_What is required_. Set down every line below, word for word.

_Material to process_.

--- START ---

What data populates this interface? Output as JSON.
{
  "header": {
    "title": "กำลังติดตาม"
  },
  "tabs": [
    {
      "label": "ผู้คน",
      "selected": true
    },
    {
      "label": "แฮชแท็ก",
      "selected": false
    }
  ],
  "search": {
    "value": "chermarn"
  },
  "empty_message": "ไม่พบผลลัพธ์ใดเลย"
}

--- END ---

_Answer to the problem_.
What data populates this interface? Output as JSON.
{
  "header": {
    "title": "กำลังติดตาม"
  },
  "tabs": [
    {
      "label": "ผู้คน",
      "selected": true
    },
    {
      "label": "แฮชแท็ก",
      "selected": false
    }
  ],
  "search": {
    "value": "chermarn"
  },
  "empty_message": "ไม่พบผลลัพธ์ใดเลย"
}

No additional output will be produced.